• EXERCISE REQUIREMENTS:
Which lines in the material below contain the word "acknowledge"? Copy each of them.

• ENTRIES PROVIDED:
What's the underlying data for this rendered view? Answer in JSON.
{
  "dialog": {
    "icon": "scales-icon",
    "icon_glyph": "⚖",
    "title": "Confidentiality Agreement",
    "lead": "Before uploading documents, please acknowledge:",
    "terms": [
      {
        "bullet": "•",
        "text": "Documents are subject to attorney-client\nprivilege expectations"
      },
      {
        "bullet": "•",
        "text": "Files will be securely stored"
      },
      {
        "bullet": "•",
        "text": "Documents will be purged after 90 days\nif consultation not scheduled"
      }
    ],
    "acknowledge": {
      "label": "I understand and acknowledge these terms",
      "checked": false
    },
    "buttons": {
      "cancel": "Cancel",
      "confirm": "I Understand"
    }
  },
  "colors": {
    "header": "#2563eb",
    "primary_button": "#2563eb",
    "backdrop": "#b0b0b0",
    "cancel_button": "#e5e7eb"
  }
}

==

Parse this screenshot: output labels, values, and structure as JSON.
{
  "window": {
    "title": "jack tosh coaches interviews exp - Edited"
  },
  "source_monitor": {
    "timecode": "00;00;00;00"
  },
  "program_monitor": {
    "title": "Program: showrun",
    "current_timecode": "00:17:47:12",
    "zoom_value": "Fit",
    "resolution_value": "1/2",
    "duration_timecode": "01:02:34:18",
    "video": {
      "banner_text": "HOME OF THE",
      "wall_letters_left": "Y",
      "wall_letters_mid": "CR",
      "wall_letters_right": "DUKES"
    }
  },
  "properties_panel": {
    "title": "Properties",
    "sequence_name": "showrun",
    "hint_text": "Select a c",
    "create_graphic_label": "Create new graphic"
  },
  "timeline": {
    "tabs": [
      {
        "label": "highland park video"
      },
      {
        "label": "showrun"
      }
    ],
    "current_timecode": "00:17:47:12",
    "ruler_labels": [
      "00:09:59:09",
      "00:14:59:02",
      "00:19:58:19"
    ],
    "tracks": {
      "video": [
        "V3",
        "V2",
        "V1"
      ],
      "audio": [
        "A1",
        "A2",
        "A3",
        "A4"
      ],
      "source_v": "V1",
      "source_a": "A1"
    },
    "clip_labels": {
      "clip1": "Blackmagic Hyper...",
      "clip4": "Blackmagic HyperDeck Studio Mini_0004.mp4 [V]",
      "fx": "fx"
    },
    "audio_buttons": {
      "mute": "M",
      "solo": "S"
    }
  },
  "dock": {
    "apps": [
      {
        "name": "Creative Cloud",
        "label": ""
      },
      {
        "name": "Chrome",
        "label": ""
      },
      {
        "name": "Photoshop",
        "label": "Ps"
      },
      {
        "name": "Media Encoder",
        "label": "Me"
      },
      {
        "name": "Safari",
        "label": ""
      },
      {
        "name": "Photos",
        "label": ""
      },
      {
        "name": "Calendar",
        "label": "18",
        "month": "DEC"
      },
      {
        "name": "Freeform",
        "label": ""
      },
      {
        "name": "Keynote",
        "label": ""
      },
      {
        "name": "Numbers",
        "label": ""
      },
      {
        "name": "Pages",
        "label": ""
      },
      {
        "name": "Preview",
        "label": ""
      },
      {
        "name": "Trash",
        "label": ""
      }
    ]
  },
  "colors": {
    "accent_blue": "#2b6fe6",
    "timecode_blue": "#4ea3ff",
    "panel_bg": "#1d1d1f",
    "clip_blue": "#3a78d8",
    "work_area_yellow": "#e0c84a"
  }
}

• REPLY TO THE TASK:
    "lead": "Before uploading documents, please acknowledge:",
    "acknowledge": {
      "label": "I understand and acknowledge these terms",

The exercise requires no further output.